• **Dataset rows for apps and sites**
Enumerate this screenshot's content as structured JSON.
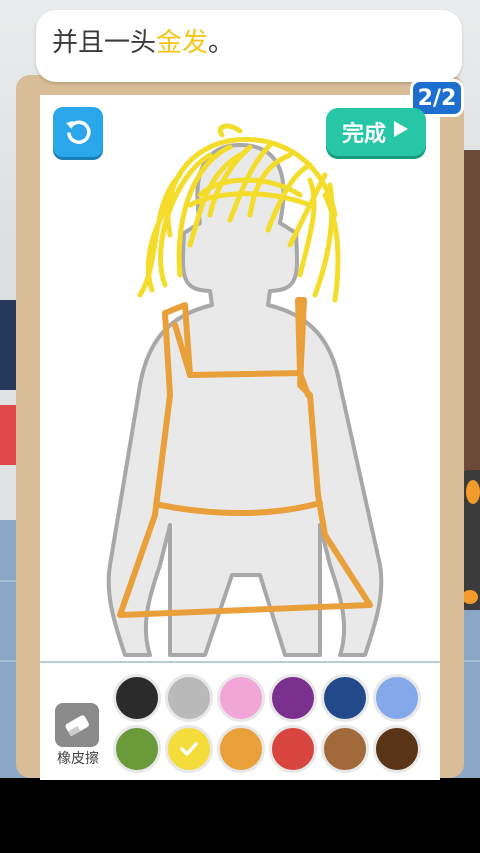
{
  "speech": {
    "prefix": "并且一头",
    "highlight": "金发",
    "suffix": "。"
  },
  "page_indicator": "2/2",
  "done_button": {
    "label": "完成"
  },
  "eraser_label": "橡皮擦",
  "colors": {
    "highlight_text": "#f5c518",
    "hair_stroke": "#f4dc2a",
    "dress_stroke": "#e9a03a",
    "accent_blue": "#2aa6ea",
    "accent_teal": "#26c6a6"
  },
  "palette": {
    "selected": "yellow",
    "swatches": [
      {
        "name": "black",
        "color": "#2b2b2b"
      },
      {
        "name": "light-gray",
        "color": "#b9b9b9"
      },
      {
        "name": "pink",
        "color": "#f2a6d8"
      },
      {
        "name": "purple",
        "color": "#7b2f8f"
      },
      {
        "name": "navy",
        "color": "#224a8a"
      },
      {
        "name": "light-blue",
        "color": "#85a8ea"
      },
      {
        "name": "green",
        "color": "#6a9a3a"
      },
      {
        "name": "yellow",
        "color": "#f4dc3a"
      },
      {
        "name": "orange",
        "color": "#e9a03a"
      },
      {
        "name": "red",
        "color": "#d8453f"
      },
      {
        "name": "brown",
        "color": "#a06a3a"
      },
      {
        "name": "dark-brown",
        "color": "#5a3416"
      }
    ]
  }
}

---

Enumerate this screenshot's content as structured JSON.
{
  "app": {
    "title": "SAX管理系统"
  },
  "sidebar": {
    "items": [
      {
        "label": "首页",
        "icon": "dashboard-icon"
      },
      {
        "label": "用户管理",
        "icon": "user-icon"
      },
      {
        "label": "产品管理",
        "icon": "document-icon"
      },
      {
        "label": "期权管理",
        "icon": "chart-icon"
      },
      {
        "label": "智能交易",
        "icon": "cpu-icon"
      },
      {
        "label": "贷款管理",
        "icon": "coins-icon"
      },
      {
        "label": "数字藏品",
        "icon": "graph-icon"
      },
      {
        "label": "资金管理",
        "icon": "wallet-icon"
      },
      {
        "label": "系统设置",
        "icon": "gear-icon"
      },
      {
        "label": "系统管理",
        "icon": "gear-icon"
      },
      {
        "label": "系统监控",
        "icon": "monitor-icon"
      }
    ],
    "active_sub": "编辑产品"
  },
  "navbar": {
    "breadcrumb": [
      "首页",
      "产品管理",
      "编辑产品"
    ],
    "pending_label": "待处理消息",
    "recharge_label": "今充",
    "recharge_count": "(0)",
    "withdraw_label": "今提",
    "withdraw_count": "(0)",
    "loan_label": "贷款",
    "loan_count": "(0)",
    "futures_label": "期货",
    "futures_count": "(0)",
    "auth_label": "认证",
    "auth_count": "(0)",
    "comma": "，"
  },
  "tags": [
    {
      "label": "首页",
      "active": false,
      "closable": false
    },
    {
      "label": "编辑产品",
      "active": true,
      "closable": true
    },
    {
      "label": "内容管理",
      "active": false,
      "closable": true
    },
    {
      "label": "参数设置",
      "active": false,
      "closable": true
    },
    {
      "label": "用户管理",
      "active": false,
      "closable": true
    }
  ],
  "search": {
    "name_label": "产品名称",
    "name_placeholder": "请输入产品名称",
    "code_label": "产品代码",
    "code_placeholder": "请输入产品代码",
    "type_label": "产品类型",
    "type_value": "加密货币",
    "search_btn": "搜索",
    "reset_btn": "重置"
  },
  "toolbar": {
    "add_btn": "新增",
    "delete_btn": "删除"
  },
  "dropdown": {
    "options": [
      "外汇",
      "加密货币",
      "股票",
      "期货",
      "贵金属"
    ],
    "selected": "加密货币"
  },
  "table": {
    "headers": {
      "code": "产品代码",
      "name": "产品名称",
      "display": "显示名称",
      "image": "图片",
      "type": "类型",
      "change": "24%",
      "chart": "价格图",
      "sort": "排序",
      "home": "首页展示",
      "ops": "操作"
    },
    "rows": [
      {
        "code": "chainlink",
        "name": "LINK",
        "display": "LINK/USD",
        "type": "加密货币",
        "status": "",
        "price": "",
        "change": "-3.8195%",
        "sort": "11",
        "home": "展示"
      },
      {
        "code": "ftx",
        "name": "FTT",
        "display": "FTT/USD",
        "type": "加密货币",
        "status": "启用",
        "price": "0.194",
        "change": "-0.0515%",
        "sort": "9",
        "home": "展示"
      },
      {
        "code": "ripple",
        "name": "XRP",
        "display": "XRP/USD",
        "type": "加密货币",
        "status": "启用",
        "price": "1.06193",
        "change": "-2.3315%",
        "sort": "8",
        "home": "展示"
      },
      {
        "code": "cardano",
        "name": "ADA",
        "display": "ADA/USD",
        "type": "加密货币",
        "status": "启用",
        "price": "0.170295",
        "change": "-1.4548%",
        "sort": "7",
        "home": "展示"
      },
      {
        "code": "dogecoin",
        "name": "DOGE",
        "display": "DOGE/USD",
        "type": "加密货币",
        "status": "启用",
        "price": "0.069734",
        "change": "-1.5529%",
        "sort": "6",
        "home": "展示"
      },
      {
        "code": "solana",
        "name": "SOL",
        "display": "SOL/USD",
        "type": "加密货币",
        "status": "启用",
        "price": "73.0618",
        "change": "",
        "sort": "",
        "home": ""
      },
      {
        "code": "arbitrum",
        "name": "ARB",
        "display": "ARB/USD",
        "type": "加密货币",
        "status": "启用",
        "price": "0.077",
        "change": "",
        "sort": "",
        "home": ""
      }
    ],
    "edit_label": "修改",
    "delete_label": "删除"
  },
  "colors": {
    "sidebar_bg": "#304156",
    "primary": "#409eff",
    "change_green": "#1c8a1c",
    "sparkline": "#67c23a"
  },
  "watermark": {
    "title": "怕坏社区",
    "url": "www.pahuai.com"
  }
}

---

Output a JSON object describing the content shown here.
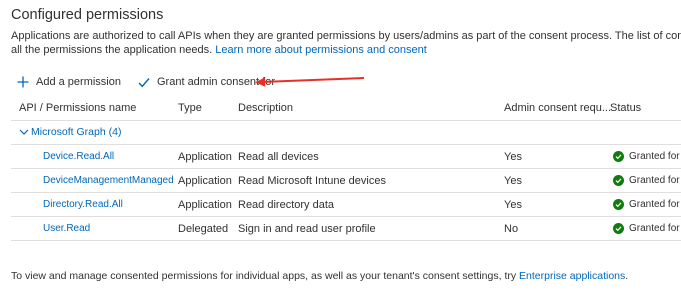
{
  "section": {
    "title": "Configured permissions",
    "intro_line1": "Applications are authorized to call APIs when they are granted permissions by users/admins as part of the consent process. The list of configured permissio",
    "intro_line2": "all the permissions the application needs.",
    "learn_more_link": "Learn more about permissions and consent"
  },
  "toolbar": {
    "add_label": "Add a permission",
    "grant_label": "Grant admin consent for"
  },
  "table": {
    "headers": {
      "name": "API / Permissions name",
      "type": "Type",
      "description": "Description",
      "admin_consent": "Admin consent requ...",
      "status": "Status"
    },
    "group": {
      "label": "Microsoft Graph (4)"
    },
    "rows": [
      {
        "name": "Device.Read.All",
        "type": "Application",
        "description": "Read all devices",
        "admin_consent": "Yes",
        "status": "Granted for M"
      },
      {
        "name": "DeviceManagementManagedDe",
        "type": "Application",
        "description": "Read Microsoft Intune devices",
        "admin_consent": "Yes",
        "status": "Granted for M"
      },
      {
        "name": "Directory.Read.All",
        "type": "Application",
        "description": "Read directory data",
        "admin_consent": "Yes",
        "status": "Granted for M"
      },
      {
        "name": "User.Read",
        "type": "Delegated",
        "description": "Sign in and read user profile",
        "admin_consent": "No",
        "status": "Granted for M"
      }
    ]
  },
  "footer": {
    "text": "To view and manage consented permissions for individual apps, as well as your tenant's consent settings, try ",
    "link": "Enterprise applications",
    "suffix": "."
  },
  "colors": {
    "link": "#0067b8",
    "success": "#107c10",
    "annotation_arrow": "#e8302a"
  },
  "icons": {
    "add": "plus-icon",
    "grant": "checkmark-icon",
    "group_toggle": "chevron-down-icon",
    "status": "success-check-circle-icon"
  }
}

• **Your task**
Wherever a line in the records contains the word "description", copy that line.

• **Solution for this exercise**
      "description": "Description",
        "description": "Read all devices",
        "description": "Read Microsoft Intune devices",
        "description": "Read directory data",
        "description": "Sign in and read user profile",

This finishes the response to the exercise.